But teaching literature online…
The very act seems at odds with all that I know about how to teach literature. Literature should be debated “live” so that comments can ricochet around the room, triggering insights that help students uncover the meaning of a text. I can act on a comment immediately; students can react to and respond to it immediately. It is the tradition I was trained in, and it’s one that I value.
I will have to surrender that tradition, and this worries me. As you can see from previous posts here, my colleagues share a similar concern. The immediacy of dynamic dialogue will be nearly impossible to attain in an online course. Even if I held a virtual class meeting, the technology of it would drag down the spontaneity by flattening it to a screen that both communicates and distracts. I am not certain there is a true digital equivalent, so instead of searching in vain for a substitute, I have decided to look for an alternative.
Still, finding examples of such alternatives has proved more difficult than I anticipated. While there is ample research about teaching composition online, there is very little about teaching literature online, especially general education introduction courses.
In 2009, however, the Modern Language Association dipped its toe in the online teaching of literature and language when it published Teaching Language and Literature Online, a collection of essays edited by Ian Lancashire. While some of the essays feel a bit dated (WebCT is no more), several authors present inventive strategies to overcome the unavoidable drag caused by the asynchronous delivery of instruction.
One in particular spoke to my concern about the loss of dynamic conversation: Laura L. Bush’s “Solitary Confinement: Managing Relational Angst in an Online Classroom.” Early in Bush’s essay she emphasizes how her online literature course must “facilitate[s] real human interaction” (291). Even better–she describes some ideas for creating it.
Bush’s decision to synthesize the journal entries of her students and use that synthesis as the prompt for a discussion topic marries two problematic tools in Blackboard: the journal and the discussion board. Used independently of one another, these tools often suppress student engagement. They often elicit wooden responses from students who either post drive-by comments or write like robots programmed to perform. As a result, grading them often feels like a chore for the instructor.
Bush’s tactic injects an element of suspense in that students write journal entries wondering whether their ideas will get a “shout out” in the prompt; students get glimpses of what their peers are saying in journals not visible to them. The instructor gets to shape the discussion based on what students have observed and analyzed, which brings, albeit asynchronously, their ideas back to the center of the discussion.
At the end of her essay, Bush includes the “Guidelines and Evaluation Criteria” she uses to assess student work in online discussions.

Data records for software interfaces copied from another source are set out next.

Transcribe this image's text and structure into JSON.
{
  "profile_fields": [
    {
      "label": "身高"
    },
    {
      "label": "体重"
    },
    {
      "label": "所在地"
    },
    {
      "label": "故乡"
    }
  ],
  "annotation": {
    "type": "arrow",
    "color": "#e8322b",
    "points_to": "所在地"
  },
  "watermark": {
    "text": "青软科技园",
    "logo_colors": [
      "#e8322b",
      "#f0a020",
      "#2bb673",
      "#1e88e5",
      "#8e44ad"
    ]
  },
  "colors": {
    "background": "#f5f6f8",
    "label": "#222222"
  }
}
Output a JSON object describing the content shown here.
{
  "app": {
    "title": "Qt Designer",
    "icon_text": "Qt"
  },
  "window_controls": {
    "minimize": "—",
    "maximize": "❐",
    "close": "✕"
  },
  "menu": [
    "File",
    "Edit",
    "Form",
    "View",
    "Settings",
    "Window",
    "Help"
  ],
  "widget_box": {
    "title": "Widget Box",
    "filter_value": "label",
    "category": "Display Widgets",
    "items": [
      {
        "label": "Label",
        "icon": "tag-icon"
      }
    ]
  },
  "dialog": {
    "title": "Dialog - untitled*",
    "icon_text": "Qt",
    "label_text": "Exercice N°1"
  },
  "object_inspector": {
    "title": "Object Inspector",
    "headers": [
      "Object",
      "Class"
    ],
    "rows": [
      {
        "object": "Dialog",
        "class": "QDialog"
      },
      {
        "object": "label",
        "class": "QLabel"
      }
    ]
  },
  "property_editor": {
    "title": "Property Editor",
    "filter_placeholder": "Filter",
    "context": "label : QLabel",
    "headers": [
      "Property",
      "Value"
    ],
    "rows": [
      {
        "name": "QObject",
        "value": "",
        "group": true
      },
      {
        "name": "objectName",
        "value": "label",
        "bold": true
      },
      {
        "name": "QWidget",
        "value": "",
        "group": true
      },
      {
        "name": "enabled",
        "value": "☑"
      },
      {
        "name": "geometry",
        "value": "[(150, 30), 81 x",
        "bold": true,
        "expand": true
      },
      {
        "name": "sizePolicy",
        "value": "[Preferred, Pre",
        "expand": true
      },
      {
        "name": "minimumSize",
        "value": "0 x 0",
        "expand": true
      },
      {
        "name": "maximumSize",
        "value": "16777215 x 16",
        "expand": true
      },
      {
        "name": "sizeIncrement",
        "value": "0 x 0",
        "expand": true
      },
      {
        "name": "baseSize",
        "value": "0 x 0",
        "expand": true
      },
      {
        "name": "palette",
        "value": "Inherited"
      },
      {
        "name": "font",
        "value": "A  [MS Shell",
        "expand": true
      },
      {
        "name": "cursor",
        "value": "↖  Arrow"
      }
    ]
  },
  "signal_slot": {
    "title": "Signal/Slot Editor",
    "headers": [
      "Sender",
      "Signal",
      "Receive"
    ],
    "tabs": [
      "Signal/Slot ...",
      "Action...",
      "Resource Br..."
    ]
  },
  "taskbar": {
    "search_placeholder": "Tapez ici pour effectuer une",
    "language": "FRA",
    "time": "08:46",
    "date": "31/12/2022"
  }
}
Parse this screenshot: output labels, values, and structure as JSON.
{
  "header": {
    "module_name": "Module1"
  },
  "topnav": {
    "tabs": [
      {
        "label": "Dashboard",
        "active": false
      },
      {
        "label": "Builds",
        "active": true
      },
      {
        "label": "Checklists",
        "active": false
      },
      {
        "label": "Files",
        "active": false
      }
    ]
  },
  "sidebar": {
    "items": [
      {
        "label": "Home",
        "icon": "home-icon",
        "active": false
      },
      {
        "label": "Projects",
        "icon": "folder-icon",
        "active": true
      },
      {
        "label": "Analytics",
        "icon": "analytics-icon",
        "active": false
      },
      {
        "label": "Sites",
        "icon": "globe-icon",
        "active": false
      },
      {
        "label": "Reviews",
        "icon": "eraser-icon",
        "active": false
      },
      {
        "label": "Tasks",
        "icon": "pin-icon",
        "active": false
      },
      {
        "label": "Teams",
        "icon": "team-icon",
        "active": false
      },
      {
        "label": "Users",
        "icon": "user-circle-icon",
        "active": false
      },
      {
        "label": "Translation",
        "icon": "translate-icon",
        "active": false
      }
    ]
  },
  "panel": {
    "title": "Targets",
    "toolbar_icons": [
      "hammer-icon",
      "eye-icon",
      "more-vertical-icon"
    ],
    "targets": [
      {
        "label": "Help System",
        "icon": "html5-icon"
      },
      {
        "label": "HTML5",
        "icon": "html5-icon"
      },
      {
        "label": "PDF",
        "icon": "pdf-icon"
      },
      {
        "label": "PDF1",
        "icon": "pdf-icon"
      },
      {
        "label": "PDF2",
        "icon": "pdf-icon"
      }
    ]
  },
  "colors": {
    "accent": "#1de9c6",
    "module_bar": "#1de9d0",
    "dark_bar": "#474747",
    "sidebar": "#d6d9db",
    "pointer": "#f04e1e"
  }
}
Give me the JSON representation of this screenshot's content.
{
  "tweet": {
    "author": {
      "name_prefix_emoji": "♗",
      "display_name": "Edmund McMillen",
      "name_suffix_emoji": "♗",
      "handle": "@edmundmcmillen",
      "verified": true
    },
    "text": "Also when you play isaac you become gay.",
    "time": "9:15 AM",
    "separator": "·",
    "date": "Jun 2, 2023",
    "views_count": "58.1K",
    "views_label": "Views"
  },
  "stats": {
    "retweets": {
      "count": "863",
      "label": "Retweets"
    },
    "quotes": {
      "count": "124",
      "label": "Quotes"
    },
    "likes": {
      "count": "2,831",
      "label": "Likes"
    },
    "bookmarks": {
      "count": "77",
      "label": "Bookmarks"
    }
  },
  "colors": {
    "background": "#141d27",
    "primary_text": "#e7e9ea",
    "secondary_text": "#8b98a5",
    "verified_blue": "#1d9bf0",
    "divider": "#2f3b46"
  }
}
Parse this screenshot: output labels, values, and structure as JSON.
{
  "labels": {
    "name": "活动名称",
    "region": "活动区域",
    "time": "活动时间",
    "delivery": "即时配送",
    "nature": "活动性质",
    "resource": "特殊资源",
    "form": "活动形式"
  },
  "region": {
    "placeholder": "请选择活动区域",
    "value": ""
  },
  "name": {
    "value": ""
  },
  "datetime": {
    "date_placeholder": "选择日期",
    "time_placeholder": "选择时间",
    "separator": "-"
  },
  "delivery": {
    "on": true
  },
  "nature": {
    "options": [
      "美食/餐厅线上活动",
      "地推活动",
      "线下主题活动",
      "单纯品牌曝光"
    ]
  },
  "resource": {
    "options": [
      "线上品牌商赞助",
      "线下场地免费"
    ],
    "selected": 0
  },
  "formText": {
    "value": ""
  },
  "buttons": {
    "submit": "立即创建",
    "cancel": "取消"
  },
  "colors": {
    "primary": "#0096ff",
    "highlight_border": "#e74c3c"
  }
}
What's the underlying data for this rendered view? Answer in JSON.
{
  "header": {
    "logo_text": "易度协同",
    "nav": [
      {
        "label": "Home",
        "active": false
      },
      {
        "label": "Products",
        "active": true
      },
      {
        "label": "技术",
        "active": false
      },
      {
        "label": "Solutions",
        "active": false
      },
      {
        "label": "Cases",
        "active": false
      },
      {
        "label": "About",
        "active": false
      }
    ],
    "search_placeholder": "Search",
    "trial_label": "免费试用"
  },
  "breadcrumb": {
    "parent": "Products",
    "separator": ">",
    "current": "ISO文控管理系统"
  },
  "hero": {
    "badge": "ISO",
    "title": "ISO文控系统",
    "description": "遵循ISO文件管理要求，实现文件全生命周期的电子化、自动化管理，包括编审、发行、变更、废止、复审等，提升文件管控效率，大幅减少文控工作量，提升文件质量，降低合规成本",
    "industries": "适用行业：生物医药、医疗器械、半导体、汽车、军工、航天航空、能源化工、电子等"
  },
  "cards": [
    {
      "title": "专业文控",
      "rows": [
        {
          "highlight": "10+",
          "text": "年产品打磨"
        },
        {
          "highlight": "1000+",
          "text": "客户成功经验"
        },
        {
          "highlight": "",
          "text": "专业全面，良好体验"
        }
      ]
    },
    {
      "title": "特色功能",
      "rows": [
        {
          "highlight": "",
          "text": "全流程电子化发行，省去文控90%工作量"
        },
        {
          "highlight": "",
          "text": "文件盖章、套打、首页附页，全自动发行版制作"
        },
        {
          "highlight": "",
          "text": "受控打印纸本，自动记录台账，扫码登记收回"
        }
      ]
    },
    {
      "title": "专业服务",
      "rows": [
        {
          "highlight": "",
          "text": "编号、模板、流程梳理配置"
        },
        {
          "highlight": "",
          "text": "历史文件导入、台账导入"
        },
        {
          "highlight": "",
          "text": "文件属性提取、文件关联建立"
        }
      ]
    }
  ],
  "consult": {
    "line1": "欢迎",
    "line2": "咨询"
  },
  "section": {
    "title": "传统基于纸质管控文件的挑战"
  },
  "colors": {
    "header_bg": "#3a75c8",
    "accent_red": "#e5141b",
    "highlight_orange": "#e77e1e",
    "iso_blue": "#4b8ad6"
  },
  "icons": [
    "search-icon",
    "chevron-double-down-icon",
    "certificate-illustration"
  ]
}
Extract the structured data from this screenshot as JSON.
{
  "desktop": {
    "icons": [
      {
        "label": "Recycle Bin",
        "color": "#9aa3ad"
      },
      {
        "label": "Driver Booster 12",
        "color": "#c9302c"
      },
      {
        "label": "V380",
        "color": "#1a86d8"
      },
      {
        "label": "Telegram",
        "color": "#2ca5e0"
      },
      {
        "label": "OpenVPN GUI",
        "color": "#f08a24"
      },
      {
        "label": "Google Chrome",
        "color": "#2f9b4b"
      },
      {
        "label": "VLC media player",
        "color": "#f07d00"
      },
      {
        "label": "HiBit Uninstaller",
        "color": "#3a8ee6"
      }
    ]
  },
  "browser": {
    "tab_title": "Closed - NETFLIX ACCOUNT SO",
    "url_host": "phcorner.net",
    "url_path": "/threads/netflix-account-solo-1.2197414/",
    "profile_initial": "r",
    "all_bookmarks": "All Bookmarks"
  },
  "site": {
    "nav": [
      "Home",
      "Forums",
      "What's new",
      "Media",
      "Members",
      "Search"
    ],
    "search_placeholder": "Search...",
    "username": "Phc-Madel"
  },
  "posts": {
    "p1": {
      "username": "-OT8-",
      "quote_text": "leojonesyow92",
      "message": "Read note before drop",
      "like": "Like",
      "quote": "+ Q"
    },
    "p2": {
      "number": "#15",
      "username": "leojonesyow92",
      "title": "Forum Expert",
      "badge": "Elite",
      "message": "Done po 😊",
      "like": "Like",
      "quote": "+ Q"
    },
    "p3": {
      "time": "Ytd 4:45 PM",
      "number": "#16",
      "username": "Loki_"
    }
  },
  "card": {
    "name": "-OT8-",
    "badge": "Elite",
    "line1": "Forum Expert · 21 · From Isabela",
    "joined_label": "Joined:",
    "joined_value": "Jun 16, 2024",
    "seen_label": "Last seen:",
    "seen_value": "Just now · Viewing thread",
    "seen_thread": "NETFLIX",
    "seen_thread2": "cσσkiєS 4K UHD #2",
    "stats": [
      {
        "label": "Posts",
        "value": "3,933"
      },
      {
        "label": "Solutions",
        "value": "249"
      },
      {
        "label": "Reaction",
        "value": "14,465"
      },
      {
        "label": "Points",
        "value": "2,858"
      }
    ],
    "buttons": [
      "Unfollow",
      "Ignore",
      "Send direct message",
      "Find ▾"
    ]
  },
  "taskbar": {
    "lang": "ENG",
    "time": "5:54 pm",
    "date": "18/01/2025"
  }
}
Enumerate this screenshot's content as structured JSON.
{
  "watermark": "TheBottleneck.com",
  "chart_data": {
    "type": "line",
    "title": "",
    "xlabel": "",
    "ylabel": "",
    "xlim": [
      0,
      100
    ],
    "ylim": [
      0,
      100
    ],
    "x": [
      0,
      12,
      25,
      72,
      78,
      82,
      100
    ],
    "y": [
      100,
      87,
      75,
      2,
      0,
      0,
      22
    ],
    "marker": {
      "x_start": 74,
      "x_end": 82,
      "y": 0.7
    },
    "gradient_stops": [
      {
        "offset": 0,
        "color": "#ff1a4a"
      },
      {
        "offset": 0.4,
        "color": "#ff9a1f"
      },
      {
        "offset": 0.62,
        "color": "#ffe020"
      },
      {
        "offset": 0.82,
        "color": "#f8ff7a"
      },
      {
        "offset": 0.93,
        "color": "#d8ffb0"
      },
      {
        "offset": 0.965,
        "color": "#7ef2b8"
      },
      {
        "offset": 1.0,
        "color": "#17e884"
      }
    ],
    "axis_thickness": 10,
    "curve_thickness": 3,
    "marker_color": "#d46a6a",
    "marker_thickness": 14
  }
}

It’s worth a look.
Bush, Laura L. “Solitary Confinement: Managing Relational Angst in an Online Classroom.” Teaching Language and Literature Online, edited by Ian Lancashire. Modern Language Association, 2009, pp. 290-309.